■ Items from an interface collection ■
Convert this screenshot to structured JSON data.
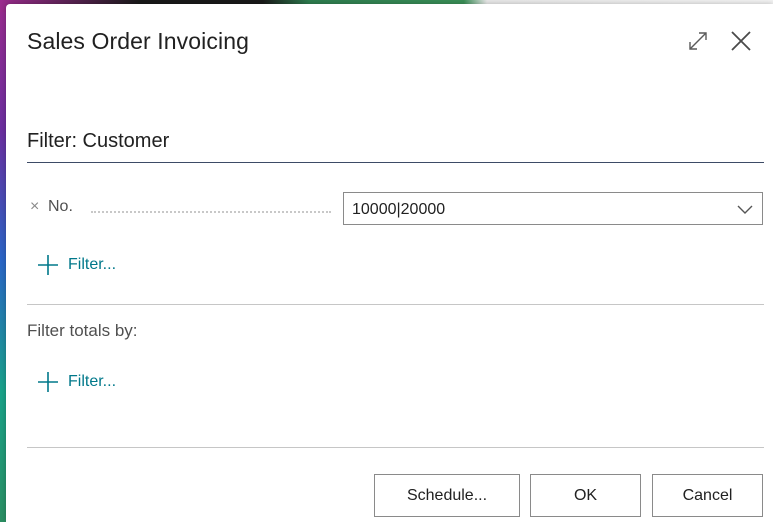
{
  "dialog": {
    "title": "Sales Order Invoicing",
    "expand_icon": "expand-icon",
    "close_icon": "close-icon"
  },
  "customer_filter": {
    "section_title": "Filter: Customer",
    "field_label": "No.",
    "remove_glyph": "×",
    "value": "10000|20000",
    "add_filter_label": "Filter..."
  },
  "totals_filter": {
    "label": "Filter totals by:",
    "add_filter_label": "Filter..."
  },
  "buttons": {
    "schedule": "Schedule...",
    "ok": "OK",
    "cancel": "Cancel"
  },
  "colors": {
    "link": "#00788a",
    "section_rule": "#3d4b66"
  }
}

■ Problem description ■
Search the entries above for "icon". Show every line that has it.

■ Response below ■
    "expand_icon": "expand-icon",
    "close_icon": "close-icon"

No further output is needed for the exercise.